Apple CEO Tim Cook’s cash bonus rose 40% last year to $10.7 million, Apple said Tuesday in its annual proxy filing with the Securities and Exchange Commission. Cook also received a $3 million salary, $470,246 in security costs, and $432,564 for air travel. All in all, Cook’s 2020 pay, excluding vested shares, totaled $14.8 million.
In addition to his compensation, Mr. Cook had a total of $281.9 million in restricted stock that vested during the year. Those shares were a core part of Mr. Cook’s long-term incentive package that was awarded in 2011 when he became CEO. The decade-long plan’s final tranche vests later this year.
In September, Apple’s board awarded a new long-term equity plan to Mr. Cook with shares that vest from 2023 through 2025, giving him incentive to stay on as CEO through that period. Mr. Cook, 60 years old, joined Apple in 1998.
MacDailyNews Take: $296.7 million/year is $810,656/day, $33,777/hour (every hour of the day and night, not just work hours), $563/minute (every minute), and $9.38/second (every second). In the time it took most of you to read this post to the bottom, Tim Cook received over $2,250.00 in compensation.
CEO compensation, along with that of most of upper management, is obviously out of whack, not just for Tim Cook and Apple, but in general. However, in order to retain quality people, companies have to compete on the field of play as it is. What to do?

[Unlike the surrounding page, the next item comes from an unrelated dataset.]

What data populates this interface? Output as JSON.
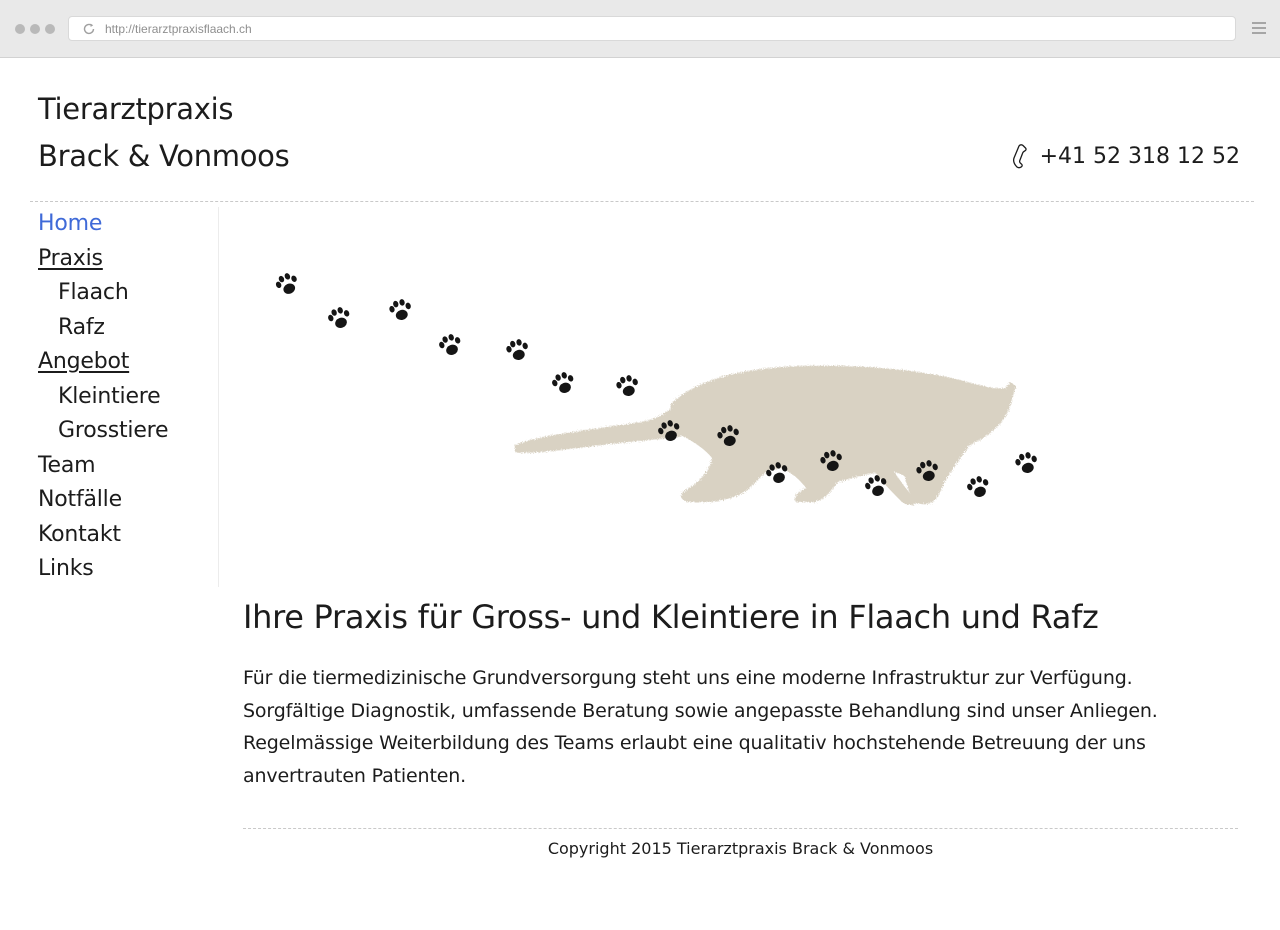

It’s easy to understand why critics focus on the gaudy awards of cash and stock that executives take home. And, yes, it’s hard to deny that some bosses get paid a lot more than they deserve. But the structure of compensation is ultimately a lot more important than its level, because it gets to the heart of how managers run companies and create value for shareholders…
There are creative ways — yet simple and easy to implement — to tie executives’ fortunes to the long-term health of their companies. Tying bosses’ pay to the levels of debt at the business, for instance, will dissuade them from taking risks that might alienate creditors. Preventing executives from selling company stock until several years after it’s granted will give them a powerful incentive to think long term. And updating the compensation package to reflect changing conditions in the market and the company will ensure that managers’ interests are always aligned with those of the company and its shareholders.